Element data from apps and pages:
****

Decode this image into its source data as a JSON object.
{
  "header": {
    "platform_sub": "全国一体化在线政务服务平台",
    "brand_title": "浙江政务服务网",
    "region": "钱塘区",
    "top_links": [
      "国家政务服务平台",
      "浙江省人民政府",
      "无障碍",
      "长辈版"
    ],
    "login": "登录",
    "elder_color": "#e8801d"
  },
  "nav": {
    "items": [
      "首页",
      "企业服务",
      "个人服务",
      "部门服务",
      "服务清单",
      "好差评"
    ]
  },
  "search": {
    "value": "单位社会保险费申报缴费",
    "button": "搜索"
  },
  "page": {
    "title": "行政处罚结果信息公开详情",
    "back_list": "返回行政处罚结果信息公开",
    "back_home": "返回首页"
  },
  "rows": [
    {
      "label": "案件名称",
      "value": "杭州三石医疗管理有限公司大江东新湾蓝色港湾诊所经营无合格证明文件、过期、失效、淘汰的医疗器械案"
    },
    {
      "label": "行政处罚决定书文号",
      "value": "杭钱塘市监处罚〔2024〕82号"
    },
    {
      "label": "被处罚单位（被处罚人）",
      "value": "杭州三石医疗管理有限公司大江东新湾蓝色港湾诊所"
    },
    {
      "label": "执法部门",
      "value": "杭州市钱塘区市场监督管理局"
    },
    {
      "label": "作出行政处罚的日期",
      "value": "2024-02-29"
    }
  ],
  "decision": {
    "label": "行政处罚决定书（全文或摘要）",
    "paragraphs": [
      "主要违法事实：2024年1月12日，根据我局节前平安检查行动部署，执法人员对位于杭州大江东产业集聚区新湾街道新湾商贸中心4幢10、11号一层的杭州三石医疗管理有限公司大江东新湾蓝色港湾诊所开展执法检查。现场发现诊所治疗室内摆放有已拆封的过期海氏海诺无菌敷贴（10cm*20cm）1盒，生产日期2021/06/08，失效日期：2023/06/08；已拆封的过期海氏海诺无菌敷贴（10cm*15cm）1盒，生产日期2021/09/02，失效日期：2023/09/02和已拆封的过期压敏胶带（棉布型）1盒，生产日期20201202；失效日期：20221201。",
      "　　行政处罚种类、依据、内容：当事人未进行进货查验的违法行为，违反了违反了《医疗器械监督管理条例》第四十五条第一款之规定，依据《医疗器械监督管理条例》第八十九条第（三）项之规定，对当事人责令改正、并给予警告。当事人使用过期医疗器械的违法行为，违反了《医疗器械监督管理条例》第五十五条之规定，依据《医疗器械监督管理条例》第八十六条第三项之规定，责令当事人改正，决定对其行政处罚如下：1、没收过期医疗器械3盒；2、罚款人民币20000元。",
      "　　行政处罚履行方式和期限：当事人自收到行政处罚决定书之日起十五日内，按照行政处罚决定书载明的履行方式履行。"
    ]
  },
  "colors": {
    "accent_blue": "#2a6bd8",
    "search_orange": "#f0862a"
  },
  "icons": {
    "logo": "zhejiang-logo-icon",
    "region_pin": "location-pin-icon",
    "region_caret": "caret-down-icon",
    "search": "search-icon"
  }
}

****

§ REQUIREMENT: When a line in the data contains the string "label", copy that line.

§ ANSWER TO THIS TASK:
      "label": "案件名称",
      "label": "行政处罚决定书文号",
      "label": "被处罚单位（被处罚人）",
      "label": "执法部门",
      "label": "作出行政处罚的日期",
    "label": "行政处罚决定书（全文或摘要）",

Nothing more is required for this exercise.